Amid a looming shortage of primary-care providers, a California not-for-profit has formed with the mission of making the field more desirable to clinicians and to improving primary-care performance.
Known as the California Advanced Primary Care Institute, the collaborative group, which will launch in January, is sponsored by the California Association of Physician Groups, a Los Angeles-based trade group. It received startup funding from a number of sources, including the California HealthCare Foundation, the California Endowment and the California Academy of Family Physicians.
The CAPCI says it will work to increase the appeal of primary care by promoting new payment models, improving training, promoting practice redesign and advocating for better public policy. The group's launch comes as millions are expected to join the ranks of the newly insured, and large numbers of older physicians are leaving the workforce.
"California's primary-care workforce will shrink by 30% in the next five to eight years as a consequence of two converging misfortunes,” the CAPCI said in a news release. "Baby boomer primary-care physicians, for years the load-bearing stalwarts among the internists, family physicians and pediatricians, are retiring.

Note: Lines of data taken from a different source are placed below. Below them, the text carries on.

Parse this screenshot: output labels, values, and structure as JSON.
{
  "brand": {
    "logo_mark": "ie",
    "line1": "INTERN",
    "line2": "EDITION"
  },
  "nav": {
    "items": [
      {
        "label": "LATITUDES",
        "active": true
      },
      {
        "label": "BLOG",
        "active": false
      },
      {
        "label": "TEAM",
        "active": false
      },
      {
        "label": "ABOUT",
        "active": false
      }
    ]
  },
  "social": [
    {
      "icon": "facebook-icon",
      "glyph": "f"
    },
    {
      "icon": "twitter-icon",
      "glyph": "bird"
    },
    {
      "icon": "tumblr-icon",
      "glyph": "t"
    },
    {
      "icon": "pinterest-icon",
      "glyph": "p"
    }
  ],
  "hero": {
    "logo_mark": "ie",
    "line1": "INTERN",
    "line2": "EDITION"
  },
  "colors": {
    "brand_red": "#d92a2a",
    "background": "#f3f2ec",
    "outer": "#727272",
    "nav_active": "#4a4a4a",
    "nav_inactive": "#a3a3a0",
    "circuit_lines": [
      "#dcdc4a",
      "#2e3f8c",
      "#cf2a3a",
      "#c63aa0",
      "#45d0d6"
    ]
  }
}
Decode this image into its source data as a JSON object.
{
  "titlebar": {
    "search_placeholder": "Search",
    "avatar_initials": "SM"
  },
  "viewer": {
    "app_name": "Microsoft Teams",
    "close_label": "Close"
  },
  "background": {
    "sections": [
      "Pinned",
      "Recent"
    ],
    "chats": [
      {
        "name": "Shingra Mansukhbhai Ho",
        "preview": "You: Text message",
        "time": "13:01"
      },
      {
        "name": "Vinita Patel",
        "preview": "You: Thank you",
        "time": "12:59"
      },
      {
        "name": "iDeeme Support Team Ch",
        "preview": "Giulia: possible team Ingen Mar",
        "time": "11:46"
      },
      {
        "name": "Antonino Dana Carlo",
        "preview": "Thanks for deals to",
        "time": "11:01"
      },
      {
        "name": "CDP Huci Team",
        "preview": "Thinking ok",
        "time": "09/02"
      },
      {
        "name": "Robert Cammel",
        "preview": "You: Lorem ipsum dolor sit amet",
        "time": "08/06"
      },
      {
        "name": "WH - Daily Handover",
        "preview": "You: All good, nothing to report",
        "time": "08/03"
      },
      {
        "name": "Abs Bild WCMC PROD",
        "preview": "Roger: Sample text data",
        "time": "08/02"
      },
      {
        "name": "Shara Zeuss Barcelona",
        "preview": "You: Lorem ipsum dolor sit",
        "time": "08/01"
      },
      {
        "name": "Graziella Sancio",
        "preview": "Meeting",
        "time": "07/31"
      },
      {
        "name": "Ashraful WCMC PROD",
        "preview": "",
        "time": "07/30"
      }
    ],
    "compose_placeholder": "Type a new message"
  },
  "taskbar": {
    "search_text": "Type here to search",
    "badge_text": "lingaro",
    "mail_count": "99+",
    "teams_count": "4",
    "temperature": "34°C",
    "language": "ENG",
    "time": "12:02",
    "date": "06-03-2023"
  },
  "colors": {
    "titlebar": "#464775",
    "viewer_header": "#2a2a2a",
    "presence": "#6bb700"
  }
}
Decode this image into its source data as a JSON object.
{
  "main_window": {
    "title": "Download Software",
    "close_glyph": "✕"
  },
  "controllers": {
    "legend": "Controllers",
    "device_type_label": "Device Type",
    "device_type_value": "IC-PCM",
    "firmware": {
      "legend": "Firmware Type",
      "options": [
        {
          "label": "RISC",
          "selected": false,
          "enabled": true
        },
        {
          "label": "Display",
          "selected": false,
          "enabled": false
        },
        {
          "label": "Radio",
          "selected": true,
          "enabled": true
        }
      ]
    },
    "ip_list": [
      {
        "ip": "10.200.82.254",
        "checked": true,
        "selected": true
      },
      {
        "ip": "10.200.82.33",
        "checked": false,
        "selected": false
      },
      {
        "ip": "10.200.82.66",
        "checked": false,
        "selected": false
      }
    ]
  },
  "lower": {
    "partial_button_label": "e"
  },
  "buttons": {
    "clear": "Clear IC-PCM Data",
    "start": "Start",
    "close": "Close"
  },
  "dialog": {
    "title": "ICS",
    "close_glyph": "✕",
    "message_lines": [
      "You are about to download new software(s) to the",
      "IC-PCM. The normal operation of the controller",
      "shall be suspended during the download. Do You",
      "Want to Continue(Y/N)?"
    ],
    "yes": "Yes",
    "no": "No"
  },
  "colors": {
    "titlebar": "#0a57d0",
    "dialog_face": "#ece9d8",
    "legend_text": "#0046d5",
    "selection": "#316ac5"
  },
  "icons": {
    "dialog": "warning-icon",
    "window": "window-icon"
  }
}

Newly trained clinicians have been progressively choosing other medical disciplines, cutting the 'reinforcements' down to half what they were 15 years ago."
The group says it plans to work with a range of stakeholders and healthcare organizations, such as community health clinics, health plans, private-sector organizations, government entities, quality organizations and patients.
"Never has such a broad platform been established, and none too soon," said Dr. Wells Shoemaker, medical director of California Association of Physician Groups, in the release. "With the crunch bearing down, every one of the parties involved in CAPCI 'has a dog in this race.' "